### Data
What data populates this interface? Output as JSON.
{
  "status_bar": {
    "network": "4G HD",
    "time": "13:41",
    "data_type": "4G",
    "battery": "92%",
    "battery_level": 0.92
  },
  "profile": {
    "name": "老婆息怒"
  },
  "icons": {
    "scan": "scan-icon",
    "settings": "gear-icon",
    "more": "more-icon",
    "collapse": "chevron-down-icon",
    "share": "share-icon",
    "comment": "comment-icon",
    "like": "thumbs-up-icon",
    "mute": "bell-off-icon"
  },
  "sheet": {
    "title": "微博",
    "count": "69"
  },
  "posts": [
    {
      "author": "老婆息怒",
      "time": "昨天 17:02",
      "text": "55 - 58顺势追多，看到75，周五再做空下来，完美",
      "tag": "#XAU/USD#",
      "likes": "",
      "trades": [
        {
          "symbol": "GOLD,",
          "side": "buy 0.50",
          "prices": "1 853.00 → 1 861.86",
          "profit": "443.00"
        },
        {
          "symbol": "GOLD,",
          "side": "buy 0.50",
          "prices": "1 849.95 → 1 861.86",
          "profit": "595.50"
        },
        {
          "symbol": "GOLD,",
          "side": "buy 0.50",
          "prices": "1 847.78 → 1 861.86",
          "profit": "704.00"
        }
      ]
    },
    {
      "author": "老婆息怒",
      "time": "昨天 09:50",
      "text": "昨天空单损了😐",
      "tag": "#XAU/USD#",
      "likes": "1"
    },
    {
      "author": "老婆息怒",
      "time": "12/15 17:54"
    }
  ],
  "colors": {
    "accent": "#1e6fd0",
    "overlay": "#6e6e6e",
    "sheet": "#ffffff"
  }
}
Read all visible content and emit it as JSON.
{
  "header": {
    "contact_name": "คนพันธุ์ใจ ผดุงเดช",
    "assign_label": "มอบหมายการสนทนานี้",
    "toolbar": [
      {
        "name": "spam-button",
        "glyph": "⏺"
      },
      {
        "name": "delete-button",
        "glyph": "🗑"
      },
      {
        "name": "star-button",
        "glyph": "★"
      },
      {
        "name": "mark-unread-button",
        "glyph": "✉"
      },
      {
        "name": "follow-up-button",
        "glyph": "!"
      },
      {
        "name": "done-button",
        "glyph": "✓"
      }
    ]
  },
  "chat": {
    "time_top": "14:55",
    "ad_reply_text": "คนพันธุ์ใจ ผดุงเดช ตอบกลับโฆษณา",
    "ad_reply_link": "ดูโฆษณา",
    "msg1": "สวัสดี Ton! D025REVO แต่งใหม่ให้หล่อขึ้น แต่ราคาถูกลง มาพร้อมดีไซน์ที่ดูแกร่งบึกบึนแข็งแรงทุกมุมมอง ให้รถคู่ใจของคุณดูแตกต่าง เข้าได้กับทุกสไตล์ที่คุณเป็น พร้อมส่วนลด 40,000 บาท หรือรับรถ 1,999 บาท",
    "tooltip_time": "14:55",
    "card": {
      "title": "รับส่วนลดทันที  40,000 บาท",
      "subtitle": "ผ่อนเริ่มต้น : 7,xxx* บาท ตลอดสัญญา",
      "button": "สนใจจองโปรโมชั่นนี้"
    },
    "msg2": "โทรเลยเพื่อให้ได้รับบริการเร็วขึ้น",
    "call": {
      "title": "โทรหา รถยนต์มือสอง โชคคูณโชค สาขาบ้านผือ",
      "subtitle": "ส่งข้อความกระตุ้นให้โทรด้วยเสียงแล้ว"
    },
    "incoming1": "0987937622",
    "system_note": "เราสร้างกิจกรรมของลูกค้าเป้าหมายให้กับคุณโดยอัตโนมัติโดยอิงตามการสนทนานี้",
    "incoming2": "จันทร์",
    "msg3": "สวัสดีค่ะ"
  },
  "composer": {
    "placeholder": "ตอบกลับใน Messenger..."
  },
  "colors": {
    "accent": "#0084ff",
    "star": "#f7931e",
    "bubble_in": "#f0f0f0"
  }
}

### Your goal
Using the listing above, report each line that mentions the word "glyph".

### Answer space
        "glyph": "⏺"
        "glyph": "🗑"
        "glyph": "★"
        "glyph": "✉"
        "glyph": "!"
        "glyph": "✓"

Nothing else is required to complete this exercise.